The Canadian pork industry has benefited from a well-known history of government subsidization. These subsidies have been the source of a longstanding dispute between the U.S. and Canadian industries. In 1984, the U.S. pork industry filed a countervailing duty (CVD) case with the U.S. Commerce Department and the International Trade Commission (ITC) challenging many of these Canadian subsidies. Commerce found that the subsidies provided by the Canadian federal and provincial governments were unlawful while the ITC concluded that this subsidization threatened injury to the U.S. industry. These findings resulted in the imposition of a countervailing duty order in 1985 which covered as many as 43 subsidy programs and which remained in place through 1999.

The Canadians have reinvigorated their subsidy programs in recent years to the detriment of U.S. pork producers. In the period after the market price collapse in the fall of 1998 the average Canadian pork producer had an income of $44,000 of which $43,000 came in the form of Government payments according to a Canadian government publication. One of the most significant programs available to Canadian hog producers is the “ASRA“ program in Quebec. This is an income stabilization program where benefits are received when producers are losing money and is based on prevailing market prices; substantial benefits appear to have been received in 2003 and will likely continue through 2004. The most recent addition to the policy mix in Canada provides pork producers with a guarantee that they will receive the Olympic average of the income they have earned over the past five years.
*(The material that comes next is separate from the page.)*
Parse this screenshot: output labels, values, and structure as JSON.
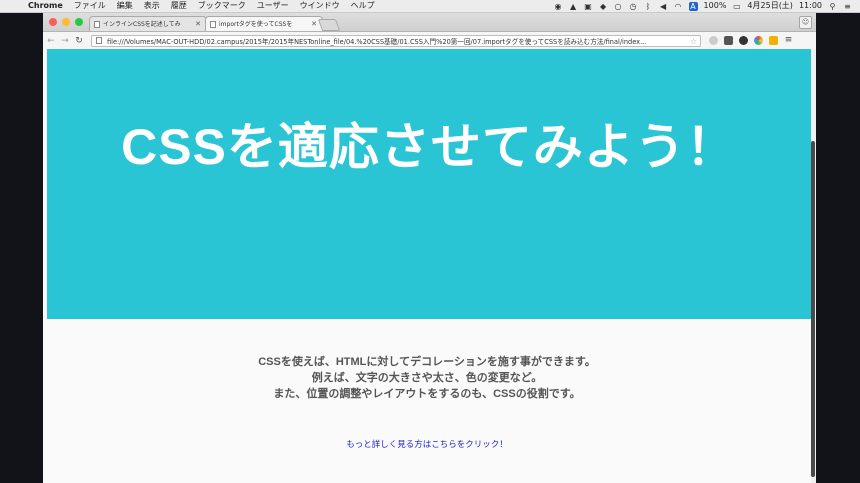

This has put the Canadian producer in a no-lose situation, if markets are good, the producer gets a market reward and if markets are bad, the producer gets a government reward. With perfectly free trade across the U.S. and Canadian border this kind of risk subsidy will have an enormous impact on the growth of the pork industries in both countries.

In addition to the CVD case, an antidumping case is also warranted. The Canadian producers are selling their hogs to the United States at prices that are lower than their average prices in Canada and lower than their average cost when measured on a long-term average basis. For example, for the period October 1, 2002 to September 30, 2003, the average import price for a slaughter weight hog from Canada was $86.12/head; the average price for the same hog in Ontario was $93.32/head, a price differential of $7.20/head; the average import price for a feeder pig from Canada was $28.98/head while the average price for the same hog in Ontario was $36.15/head, a differential of $7.17/head. If the markets were truly competitive and if there were only one North American market, prices in Canada would be equivalent to U.S. prices.

The product subject to these investigations consists of live hogs from Canada except USDA certified purebred breeding swine.

Source: National Pork Producers Council (NPPC) - 5th March 2004

5m Editor